A well-researched look into the differences between how men and women drink, what their motivations for drinking, and how they should cope with drinking problems (hint: for women, AA might not be the best resource available).
Over the past century, American women have progressed from sipping in seclusion to enjoying the occasional cocktail in public following WWII, to downing wine today like characters from Sex and the City. In fact, from 1992 to 2007, the number of middle-aged women who sought help getting sober in various treatment programs almost tripled. Journalist Glaser (Strangers to the Tribe) traces the increasingly besotted history of women’s relationship with alcohol (focusing mostly on middle-class women), but she becomes particularly insightful and provocative as she argues against the efficacy of Alcoholics Anonymous (AA) for women. Rather than guiding women down a healing path of humility and acceptance, AA and its Twelve Steps, Glaser argues, have failed to protect women from predatory men, thereby consigning many already insecure and anxious women to failure. In lieu of AA, Glaser investigates new majority-female programs, as well as a seldom-prescribed medication called naltrexone, which is similar to Chantix. Conversational and persuasive—as if Vicki Iovine had written a Girlfriend’s Guide to getting sober—this quick read is full of encouraging and informative advice, and it’s sure to ignite renewed discussion about one-size-fits-all treatment options.
Glaser (The Nose: A Profile of Sex, Beauty, and Survival, 2004, etc.) probes the shift from the days of feminists like Carry Nation, popularly known as “the saloon destroyer,” to the “Cosmopolitan-sipping” Carrie Bradshaw.
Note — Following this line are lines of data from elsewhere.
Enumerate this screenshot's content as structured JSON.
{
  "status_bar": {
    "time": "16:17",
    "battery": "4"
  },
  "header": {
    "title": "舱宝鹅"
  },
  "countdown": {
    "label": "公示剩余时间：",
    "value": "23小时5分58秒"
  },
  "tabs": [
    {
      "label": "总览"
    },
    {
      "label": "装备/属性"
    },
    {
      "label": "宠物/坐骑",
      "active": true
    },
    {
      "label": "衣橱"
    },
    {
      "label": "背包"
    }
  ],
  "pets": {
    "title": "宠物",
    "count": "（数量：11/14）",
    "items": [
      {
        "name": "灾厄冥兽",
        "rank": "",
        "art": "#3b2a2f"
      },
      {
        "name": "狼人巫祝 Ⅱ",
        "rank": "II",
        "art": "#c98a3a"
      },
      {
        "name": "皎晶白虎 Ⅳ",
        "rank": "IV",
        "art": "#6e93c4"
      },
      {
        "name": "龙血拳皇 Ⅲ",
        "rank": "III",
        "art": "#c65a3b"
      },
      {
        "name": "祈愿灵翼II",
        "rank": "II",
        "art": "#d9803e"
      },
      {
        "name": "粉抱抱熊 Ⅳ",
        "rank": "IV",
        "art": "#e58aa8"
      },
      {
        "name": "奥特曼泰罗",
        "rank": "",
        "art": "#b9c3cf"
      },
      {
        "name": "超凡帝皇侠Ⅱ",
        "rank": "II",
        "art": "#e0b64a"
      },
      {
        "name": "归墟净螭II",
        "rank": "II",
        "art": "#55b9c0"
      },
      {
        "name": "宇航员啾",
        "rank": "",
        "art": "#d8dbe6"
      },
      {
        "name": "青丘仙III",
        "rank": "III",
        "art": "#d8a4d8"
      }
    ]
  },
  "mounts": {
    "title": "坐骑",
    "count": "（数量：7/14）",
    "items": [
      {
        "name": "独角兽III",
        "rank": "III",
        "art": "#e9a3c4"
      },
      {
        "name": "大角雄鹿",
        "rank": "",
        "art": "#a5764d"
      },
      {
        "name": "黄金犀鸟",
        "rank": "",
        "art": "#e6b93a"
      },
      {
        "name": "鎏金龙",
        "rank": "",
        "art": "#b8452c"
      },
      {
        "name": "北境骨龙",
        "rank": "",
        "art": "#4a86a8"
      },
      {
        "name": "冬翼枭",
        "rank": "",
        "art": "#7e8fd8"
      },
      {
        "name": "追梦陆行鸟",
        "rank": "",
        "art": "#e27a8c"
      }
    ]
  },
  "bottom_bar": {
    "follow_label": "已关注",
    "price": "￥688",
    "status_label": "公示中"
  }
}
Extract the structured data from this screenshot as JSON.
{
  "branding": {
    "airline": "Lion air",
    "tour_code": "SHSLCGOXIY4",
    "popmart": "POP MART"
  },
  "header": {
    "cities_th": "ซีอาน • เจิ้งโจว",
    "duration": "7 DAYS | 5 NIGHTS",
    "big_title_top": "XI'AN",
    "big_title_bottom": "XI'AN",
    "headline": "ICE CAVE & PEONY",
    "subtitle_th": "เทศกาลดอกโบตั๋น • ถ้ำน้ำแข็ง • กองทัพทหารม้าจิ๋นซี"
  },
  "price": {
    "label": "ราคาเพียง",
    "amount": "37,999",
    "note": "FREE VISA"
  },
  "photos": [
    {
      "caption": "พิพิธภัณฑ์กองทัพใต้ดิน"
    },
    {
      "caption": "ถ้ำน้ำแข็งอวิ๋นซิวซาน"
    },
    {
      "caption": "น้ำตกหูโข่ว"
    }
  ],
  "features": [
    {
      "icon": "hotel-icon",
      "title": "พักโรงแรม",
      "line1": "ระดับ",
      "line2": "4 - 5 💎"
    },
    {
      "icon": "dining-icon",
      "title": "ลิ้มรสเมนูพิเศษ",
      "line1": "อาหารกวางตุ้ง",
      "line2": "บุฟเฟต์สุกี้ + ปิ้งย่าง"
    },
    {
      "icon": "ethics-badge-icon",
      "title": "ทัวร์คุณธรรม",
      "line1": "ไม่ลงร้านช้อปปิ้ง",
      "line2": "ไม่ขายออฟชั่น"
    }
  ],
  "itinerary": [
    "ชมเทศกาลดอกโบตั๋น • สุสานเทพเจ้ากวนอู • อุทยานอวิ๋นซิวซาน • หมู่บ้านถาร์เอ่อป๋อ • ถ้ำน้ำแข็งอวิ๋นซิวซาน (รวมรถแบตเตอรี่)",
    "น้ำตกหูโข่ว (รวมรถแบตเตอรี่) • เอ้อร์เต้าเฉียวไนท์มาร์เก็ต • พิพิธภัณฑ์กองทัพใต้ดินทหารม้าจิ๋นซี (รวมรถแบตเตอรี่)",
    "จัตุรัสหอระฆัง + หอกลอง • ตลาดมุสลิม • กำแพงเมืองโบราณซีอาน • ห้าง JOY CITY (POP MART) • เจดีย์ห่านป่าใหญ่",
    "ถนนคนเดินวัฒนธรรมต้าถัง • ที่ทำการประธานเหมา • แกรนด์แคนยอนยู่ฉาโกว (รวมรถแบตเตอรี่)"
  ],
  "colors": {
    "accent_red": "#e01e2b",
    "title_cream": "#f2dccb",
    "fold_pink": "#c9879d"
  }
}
As a journalist who has written features for a variety of national publications about women’s issues over the past 20 years, the author began noticing an across-the-board increase in the amount of liquor women were consuming. She examines binge drinking by college-age women intent on establishing their entitlement to be treated as equals, as well as stay-at-home moms more discreetly imbibing. She profiles the after-work scenes in Portland, Ore., and New York (both places where she has lived) and notes that alcohol is no longer considered to be unladylike. It has become a crutch, an acceptable way for women to “muscle through the postfeminist, breadwinning, or stay at-home life [they] lead.” Glaser suggests that one reason for the increase in drinking is the increase in stress for women balancing the demands of work and modern child-rearing. While women may be closing the behavioral gender gap, the physical fallout of prolonged heavy drinking is more dangerous for them. Not only can it have a damaging effect on childbearing, but it also seems that women metabolize alcohol more slowly than men and suffer more physical problems. Glaser cites a 2010 Gallup poll estimating that nearly two-thirds of American women are regular drinkers, and she correlates this with statistics showing an increase in the number of women arrested for drunk driving. Furthermore, a significant proportion of heavy drinkers become alcoholics and are frequently abused sexually, a problem even within organizations such as Alcoholics Anonymous.
An important addition to feminist literature that calls upon women to reject a spurious equality “whose consequences in broken families, broken hearts, and broken futures, are all too real” and face up to the problem of alcohol dependency before it takes over their lives.